--- Records for this task Enclosed Below ---
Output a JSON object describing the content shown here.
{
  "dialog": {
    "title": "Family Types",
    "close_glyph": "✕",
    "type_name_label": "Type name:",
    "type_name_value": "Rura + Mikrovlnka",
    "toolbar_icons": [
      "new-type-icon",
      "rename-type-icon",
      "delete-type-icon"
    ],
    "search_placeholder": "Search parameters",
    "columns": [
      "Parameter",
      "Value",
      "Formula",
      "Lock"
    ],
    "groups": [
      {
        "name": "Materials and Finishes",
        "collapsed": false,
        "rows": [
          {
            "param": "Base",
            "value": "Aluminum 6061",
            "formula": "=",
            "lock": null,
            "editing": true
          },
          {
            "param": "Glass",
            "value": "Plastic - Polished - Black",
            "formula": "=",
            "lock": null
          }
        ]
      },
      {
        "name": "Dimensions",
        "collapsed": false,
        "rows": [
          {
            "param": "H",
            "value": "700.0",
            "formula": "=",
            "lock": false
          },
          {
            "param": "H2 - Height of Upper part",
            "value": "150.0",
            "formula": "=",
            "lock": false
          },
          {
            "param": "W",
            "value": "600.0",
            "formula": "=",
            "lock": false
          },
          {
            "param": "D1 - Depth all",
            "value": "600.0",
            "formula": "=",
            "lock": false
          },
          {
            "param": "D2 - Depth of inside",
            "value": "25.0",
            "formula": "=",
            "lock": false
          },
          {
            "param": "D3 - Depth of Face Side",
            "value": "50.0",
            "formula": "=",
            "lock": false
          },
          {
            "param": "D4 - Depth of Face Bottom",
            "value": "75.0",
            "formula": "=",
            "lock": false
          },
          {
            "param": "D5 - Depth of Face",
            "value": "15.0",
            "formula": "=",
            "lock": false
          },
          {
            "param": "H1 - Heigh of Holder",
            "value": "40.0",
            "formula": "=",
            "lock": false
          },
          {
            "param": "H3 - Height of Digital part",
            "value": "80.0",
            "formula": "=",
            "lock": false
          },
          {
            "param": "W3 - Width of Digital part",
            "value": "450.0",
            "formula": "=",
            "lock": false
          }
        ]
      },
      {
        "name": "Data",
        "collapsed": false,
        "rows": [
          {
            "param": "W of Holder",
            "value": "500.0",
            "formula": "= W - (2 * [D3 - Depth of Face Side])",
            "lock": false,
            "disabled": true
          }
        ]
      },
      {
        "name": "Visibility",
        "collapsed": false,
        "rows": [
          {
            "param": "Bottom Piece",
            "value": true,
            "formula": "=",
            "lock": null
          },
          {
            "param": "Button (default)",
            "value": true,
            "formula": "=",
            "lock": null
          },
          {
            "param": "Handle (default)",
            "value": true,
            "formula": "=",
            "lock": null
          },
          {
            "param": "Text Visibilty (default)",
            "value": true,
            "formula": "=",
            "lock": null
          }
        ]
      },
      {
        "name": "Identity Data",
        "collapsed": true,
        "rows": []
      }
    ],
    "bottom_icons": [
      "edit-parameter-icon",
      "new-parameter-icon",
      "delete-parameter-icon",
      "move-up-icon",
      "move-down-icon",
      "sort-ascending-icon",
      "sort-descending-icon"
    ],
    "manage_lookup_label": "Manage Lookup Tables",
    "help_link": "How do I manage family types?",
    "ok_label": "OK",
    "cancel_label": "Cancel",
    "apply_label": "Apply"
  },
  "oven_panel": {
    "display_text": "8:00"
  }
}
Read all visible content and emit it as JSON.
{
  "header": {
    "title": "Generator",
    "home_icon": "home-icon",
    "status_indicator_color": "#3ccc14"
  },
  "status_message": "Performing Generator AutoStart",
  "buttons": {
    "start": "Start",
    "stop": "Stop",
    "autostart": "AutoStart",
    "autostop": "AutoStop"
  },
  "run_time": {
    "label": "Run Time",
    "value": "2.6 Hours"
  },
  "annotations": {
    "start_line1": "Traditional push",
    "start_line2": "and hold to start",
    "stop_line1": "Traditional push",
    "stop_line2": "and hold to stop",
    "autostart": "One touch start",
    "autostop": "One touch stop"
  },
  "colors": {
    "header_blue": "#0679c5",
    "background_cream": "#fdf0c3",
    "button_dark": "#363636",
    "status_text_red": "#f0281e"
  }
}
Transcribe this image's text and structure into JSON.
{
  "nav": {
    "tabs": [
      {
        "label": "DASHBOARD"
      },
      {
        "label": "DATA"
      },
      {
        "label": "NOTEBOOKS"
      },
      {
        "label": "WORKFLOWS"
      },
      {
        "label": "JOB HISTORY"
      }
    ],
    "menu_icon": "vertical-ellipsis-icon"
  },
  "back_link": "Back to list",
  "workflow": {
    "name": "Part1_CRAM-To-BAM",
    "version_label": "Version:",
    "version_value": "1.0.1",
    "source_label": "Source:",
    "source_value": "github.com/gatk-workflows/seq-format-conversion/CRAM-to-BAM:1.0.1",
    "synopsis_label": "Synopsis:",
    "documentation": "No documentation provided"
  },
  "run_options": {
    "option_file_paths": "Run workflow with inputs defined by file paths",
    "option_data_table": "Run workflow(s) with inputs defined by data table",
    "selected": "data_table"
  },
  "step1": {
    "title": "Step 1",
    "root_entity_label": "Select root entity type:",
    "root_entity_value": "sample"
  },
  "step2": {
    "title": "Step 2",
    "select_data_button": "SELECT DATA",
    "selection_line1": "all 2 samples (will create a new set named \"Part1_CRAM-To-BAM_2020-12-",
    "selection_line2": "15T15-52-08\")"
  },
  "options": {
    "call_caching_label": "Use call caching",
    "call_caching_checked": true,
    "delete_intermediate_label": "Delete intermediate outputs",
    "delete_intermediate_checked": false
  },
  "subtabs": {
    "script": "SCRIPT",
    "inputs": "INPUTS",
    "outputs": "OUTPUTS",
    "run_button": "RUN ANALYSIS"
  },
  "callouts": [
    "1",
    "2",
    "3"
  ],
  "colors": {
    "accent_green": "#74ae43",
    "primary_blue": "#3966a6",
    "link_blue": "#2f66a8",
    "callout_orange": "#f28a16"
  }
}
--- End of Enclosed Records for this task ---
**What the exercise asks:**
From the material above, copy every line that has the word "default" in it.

**Expected output:**
            "param": "Button (default)",
            "param": "Handle (default)",
            "param": "Text Visibilty (default)",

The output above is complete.